Ann Turner wrote her first story when she was eight years old. It was about a dragon and a dwarf named Puckity. She still uses that story when she talks to students about writing, to show them that they too have stories worth telling.
Turner has always loved to write, but at first she was afraid she couldn't make a living doing it. So she trained to be a teacher instead. After a year of teaching, however, she decided she would rather write books than talk about them in school.
Turner's first children's book was about vultures and was illustrated by her mother. She has written more than 40 books since then, most of them historical picture books. She likes to think of a character in a specific time and place in American history and then tell a story about that character so that readers today can know what it was like to live long ago.

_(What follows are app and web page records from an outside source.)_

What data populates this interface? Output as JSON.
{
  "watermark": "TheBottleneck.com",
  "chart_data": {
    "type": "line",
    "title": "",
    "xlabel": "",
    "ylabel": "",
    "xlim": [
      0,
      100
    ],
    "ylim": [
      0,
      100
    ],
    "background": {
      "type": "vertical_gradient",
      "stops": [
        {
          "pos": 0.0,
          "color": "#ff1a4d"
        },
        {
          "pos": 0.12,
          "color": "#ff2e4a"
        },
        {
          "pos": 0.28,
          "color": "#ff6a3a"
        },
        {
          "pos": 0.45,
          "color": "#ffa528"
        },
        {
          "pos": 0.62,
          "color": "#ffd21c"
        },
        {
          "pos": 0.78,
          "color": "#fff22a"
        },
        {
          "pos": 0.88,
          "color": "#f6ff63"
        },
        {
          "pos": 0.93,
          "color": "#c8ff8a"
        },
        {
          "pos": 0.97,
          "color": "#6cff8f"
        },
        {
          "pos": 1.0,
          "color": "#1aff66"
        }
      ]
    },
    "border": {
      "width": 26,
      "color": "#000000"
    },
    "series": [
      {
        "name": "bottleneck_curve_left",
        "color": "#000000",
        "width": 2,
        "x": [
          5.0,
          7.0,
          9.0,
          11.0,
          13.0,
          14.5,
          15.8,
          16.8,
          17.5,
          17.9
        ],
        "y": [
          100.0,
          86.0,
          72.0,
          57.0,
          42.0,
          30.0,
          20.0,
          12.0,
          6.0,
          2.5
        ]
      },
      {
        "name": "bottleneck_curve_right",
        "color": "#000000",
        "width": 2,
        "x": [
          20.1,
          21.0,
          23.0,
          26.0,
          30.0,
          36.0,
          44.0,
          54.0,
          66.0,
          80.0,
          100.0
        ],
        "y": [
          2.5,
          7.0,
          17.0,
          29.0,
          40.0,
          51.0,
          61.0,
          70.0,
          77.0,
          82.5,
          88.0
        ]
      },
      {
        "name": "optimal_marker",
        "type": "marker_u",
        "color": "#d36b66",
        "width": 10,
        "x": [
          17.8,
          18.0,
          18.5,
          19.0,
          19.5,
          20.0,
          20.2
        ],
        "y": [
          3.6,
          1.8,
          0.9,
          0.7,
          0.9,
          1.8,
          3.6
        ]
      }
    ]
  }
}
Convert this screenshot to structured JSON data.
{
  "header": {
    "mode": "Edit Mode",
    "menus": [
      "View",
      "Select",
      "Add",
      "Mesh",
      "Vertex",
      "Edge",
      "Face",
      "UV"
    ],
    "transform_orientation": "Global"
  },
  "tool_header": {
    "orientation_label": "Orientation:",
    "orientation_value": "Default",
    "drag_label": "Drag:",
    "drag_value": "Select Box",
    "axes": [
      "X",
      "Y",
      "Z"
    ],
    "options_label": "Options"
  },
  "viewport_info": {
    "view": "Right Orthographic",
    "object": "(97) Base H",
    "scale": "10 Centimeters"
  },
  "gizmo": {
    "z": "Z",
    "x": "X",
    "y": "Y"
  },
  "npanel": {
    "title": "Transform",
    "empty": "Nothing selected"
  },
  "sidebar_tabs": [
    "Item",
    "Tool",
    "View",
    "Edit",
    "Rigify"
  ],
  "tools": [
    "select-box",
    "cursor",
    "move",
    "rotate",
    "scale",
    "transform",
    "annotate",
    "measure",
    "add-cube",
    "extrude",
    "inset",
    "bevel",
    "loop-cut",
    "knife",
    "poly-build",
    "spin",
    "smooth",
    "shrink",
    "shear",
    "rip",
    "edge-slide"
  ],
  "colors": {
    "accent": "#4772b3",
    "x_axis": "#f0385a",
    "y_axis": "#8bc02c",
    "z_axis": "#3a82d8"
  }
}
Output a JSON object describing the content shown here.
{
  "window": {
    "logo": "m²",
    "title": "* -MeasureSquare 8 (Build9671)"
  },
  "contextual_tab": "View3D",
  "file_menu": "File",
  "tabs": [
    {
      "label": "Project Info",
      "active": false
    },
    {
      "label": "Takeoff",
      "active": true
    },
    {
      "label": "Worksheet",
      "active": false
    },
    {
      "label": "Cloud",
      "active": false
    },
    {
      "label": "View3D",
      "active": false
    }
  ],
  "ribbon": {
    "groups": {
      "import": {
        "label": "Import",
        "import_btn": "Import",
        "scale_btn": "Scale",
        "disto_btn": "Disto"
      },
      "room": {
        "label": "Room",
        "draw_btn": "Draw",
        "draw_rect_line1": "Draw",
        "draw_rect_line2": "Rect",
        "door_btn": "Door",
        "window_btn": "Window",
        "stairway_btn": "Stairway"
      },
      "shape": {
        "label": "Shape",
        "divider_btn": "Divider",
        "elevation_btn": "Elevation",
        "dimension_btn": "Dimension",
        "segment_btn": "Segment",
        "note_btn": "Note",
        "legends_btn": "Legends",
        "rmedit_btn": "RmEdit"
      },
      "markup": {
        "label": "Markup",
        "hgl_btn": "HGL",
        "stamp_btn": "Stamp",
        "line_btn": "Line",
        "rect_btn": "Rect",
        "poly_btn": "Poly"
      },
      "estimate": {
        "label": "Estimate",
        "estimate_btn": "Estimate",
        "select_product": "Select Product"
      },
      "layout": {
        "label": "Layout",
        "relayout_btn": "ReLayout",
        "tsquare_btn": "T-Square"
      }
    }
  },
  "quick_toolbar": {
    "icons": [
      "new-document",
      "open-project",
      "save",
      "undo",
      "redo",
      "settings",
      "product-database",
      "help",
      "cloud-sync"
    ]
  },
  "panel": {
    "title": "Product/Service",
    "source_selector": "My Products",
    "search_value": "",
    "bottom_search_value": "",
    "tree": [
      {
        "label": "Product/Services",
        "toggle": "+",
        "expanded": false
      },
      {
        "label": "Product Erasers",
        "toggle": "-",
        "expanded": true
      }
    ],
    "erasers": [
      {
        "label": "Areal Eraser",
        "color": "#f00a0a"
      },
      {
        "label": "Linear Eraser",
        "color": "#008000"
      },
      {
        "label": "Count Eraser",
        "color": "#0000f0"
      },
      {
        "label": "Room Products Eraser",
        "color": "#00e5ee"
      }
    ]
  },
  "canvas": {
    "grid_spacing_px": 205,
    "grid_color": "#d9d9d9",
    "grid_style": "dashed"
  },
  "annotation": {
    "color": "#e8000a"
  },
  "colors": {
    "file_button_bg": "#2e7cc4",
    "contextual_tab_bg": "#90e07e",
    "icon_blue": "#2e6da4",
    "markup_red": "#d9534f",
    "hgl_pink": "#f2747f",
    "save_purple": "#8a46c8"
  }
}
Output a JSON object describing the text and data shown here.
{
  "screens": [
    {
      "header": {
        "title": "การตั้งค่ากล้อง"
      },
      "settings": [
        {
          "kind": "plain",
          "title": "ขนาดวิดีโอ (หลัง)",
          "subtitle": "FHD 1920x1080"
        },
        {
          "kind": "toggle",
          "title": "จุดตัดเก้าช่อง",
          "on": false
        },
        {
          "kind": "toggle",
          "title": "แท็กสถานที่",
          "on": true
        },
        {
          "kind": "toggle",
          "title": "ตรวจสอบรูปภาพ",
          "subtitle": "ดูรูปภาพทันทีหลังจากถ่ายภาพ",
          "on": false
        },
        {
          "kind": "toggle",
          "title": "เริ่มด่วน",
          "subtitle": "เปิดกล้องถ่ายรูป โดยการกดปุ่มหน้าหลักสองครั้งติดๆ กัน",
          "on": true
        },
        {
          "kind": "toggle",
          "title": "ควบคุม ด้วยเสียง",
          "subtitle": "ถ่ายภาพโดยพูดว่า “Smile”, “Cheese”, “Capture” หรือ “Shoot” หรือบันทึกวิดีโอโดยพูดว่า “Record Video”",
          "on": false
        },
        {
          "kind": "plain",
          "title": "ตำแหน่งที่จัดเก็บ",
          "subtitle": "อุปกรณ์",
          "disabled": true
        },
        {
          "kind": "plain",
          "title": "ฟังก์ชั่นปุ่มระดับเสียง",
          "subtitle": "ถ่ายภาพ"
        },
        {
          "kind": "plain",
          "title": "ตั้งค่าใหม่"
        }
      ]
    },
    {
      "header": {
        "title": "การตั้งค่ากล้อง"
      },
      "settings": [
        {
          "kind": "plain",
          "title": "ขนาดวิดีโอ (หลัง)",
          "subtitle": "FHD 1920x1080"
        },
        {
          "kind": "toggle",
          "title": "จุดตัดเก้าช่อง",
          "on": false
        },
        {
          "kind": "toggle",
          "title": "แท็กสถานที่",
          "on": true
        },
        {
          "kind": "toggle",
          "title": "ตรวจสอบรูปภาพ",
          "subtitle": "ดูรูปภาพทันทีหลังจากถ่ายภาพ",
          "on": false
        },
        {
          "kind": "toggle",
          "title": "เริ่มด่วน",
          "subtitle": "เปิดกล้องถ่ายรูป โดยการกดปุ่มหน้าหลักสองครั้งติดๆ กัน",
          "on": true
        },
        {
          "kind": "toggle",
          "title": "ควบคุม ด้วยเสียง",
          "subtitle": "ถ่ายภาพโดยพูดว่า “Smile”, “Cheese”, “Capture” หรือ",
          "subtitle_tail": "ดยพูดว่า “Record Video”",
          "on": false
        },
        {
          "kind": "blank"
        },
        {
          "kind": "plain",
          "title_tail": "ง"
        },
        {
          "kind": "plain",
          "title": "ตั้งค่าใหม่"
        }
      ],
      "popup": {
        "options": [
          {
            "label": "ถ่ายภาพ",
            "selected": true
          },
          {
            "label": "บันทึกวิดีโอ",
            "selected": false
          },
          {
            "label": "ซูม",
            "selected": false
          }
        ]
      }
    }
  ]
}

Ann Turner says that stories choose her, rather than the other way around: "I often feel as if I am walking along quietly, minding my own business, when a story creeps up behind me and taps me on the shoulder. 'Tell me, show me, write me!' it whispers in my ear. And if I don't tell that story, it wakes me up in the morning, shakes me out of my favorite afternoon nap, and insists upon being told."